We at YCharts write often and with verve, I believe, on the subject of dividends, both because our readers have shown a strong interest in the topic -- especially during this period of super-low interest rates, which have upended income investors – and because so much research suggests that strong companies that pay a rising dividend are, over time, excellent investments.
But there’s always room for another point of view, and William Baldwin, former editor and now a columnist at Forbes, has for some time been leading the anti-dividend, pro-buybacks team with smart and persuasive columns. His latest includes love-of-dividends in a list of Six Stupidest Economic Theories.

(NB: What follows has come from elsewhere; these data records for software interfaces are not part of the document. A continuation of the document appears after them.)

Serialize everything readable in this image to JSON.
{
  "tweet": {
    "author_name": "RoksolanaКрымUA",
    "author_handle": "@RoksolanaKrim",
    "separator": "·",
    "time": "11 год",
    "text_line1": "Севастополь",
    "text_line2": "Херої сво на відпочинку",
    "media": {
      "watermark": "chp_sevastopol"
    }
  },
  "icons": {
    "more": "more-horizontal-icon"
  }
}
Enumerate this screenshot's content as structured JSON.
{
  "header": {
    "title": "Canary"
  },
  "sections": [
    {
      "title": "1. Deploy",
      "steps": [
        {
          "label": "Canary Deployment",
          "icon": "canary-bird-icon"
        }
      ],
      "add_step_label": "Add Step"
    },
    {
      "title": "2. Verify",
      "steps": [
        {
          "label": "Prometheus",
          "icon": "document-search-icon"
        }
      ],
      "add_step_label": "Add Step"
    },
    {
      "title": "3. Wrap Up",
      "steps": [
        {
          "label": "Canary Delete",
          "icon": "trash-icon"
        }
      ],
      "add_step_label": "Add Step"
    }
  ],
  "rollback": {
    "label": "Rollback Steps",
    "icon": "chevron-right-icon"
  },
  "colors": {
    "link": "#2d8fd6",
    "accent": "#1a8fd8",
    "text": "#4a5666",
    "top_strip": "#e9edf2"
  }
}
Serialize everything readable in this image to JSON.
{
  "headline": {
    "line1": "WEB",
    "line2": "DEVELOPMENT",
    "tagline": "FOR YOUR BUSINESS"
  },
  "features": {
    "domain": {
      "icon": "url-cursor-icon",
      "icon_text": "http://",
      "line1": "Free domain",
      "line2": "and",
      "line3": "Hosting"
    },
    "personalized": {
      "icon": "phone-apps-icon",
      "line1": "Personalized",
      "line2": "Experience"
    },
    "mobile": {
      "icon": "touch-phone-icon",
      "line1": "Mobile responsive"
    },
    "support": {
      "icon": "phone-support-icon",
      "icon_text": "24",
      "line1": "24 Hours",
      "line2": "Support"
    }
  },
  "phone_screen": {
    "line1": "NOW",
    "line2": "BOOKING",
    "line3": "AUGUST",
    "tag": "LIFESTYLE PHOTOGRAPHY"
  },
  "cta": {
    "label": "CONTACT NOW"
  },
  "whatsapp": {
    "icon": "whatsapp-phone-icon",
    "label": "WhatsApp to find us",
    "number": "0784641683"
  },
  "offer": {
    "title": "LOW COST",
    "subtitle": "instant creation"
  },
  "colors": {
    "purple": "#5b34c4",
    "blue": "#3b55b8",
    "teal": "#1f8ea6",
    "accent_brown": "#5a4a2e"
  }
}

Baldwin strongly prefers stock buybacks for tax and other reasons, and he’s worth a read on that, as well.
Of course, dividend paying and stock buybacks often go hand-in-hand, and essentially combining the percentage reduction in shares outstanding with the dividend yield results in something known as total yield, or, on YCharts, Net Payout Yield. Exxon’s (XOM), for instance, is about 7.7% and most of it’s made up of buybacks.
If, after reading what Baldwin has to say, you still want dividend income, then YCharts has you covered. We recently completed a ten-part series on the S&P 500 Dividend Arisocrats (companies that have increased their payout annually for at least 25 years) with the highest rate of dividend growth.
We also published a primer on finding dividend stocks in 2013. We analyzed the combination of dividend growth and low volatility in producing stock market winners. And, in a partial tip-of-the-hat to Baldwin, we’ve written on total yield, or what the YCharts database calls Net Payout Yield.
Here’s a list of the S&P 500 using the YChart Stock Screener to rank them on Net Payout Yield.
Jeff Bailey, The Editor of YCharts, is a former reporter, editor and columnist at the Wall Street Journal and New York Times. He can be reached at firstname.lastname@example.org.